Probably my Women’s Prize content, especially the longlist wrap-up and shortlist wrap-up. Not because I think my posts stand out among the plethora of related posts from other bloggers, but because I had such a fun time following along with the prize, reading everything, chatting with other readers, and making predictions. I’ve never read a prize longlist “on time” before, so it was a great experience all around.

14. Most Beautiful Book You’ve Bought (or Read) This Year

See the source image

I just bought this edition of The Phantom of the Opera and Other Gothic Tales which is shiny and detailed and wonderful. It’s been on my want-to-own list for a while and I finally went for it. But I haven’t read it yet, so…


I want to also mention the Faber Stories collection, which is technically 20 books rather than one, but I absolutely adore these editions! I’ve read 17 of them so far (reviewed in mini batches one, two, three, four, and five) and can’t get enough of these covers, especially coupled with the tiny size. They’re perfection.

15. A Book You Need to Read By the End of the Year

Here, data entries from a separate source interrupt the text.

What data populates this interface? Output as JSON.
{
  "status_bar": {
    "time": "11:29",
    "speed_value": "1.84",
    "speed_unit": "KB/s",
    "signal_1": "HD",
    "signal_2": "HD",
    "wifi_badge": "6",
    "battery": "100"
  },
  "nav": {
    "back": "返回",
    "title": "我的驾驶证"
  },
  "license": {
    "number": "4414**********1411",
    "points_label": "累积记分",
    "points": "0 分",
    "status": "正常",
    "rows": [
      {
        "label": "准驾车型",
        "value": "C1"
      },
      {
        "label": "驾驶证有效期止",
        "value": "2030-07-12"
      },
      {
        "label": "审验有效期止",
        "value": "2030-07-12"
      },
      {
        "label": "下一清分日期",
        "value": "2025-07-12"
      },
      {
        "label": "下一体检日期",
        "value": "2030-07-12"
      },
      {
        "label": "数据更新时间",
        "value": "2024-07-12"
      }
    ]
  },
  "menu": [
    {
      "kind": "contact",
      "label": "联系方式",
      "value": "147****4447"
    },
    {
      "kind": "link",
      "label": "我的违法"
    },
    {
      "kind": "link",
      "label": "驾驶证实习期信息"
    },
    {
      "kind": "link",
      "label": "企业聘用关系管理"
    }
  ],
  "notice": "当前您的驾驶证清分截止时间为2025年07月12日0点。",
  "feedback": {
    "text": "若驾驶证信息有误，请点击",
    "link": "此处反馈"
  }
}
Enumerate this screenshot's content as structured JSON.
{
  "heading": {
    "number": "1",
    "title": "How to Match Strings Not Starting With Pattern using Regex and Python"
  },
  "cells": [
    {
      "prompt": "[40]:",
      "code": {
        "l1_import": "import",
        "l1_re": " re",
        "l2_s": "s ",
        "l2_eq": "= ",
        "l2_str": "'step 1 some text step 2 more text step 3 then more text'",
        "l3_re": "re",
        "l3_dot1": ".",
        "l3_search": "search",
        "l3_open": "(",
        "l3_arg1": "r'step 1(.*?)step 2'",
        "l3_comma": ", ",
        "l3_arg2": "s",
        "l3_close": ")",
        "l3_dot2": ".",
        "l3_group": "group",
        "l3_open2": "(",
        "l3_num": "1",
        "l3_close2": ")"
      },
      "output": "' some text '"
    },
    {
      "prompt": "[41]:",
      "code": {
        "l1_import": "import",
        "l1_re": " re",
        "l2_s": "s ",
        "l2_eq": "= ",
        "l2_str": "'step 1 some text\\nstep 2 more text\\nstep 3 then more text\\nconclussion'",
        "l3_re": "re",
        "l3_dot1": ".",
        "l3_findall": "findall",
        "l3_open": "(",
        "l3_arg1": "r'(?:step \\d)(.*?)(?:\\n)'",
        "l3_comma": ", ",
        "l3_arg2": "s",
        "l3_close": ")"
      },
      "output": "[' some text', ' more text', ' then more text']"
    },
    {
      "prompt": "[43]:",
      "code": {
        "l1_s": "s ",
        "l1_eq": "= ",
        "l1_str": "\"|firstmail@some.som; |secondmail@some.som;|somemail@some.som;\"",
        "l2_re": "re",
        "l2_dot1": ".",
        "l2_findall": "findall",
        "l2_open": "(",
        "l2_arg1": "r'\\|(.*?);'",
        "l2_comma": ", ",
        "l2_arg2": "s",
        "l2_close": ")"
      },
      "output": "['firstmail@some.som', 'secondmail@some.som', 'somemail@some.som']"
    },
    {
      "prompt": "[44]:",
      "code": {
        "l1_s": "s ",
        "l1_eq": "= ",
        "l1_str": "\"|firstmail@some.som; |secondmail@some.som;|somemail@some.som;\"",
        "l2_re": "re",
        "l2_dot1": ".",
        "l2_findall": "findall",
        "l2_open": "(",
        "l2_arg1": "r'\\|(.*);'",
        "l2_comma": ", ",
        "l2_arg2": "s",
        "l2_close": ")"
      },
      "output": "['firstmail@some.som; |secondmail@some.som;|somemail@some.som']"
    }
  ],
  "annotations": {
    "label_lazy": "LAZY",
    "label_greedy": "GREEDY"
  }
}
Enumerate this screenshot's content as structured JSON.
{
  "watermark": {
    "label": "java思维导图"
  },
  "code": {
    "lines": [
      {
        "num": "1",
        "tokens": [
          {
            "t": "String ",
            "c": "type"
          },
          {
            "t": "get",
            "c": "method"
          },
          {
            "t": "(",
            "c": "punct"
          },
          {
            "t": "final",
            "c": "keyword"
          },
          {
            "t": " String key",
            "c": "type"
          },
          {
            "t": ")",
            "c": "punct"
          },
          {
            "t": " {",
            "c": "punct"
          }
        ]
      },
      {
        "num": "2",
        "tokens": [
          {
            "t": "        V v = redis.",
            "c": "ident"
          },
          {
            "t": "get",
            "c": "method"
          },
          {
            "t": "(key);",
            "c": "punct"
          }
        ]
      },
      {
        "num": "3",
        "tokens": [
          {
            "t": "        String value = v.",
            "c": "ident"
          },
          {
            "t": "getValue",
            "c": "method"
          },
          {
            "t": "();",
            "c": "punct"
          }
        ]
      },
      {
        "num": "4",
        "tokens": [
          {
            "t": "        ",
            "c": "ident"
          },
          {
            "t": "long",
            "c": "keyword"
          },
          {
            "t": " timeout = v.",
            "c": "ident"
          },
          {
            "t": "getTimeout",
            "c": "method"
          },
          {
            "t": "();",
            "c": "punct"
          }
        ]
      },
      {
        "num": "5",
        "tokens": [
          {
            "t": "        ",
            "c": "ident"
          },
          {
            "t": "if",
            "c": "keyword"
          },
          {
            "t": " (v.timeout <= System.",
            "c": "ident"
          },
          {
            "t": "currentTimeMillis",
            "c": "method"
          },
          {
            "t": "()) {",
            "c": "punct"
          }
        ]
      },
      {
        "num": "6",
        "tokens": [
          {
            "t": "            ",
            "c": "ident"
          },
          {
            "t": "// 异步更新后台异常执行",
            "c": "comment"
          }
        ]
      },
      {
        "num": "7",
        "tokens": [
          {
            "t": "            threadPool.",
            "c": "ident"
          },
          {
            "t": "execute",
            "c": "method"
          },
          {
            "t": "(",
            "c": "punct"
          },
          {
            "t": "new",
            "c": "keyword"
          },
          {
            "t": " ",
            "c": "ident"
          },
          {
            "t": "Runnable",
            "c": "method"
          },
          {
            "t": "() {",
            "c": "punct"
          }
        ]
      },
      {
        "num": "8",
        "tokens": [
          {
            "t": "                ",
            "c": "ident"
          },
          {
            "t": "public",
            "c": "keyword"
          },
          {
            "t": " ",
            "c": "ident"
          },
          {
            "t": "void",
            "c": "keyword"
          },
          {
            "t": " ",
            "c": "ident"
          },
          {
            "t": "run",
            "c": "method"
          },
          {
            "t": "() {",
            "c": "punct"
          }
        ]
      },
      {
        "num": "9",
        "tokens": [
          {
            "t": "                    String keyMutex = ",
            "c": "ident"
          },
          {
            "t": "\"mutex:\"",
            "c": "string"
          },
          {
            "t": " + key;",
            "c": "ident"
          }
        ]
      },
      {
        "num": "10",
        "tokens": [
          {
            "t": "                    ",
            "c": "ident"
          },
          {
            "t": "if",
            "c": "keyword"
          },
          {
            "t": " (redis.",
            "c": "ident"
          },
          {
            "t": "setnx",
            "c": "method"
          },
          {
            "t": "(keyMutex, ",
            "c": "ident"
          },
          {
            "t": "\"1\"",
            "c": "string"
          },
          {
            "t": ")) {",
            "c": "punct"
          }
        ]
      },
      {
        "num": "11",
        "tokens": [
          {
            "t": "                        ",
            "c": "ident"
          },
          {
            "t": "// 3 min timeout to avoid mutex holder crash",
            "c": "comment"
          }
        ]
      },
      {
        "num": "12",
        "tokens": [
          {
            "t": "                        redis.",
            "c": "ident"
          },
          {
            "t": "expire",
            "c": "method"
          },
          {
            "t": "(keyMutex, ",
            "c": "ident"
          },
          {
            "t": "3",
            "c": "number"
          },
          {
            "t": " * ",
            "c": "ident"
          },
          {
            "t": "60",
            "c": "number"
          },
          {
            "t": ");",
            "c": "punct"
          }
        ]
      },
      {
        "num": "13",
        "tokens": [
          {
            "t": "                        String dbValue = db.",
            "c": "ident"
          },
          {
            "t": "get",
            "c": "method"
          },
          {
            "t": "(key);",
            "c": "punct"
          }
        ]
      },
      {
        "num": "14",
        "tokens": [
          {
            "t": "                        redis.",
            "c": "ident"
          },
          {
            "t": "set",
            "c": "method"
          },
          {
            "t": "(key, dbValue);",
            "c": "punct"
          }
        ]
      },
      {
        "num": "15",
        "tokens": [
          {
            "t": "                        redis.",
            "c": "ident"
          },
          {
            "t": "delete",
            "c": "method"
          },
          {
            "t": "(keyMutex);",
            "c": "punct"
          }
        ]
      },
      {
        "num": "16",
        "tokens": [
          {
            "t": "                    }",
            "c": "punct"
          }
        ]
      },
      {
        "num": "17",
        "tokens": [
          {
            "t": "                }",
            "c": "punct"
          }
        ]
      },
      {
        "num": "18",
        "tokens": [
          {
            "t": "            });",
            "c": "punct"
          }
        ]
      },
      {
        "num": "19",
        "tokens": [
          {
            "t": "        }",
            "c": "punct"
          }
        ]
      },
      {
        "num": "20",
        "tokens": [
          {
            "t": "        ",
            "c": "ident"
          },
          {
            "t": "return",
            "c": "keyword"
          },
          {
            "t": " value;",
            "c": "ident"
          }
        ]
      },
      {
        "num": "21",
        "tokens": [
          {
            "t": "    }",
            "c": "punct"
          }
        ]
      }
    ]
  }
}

My answer to the Favorite New Author prompt last year was Daphne du Maurier; I read her novel Rebecca for the first time in 2018 and knew I needed to explore more of du Maurier’s work. Other than The Breakthrough, a small Penguin Modern volume, I’ve not managed to do so yet. I really must get back to her oeuvre this year, and The House on the Strand is at the top of my du Maurier list.

Tagging: anyone who hasn’t done this post yet, because this is one of my favorite tags and it’s so fun to compare and contrast answers!

I’m glad I decided to do the post after all. If you’re interested in my answers from previous years, here are the links to my 2018 and 2017 posts (wow, my reading taste has changed). Whether you’re a seasoned pro with this one or trying it for the first time, I hope you have fun with it! And as always, happy reading. 🙂


The Literary Elephant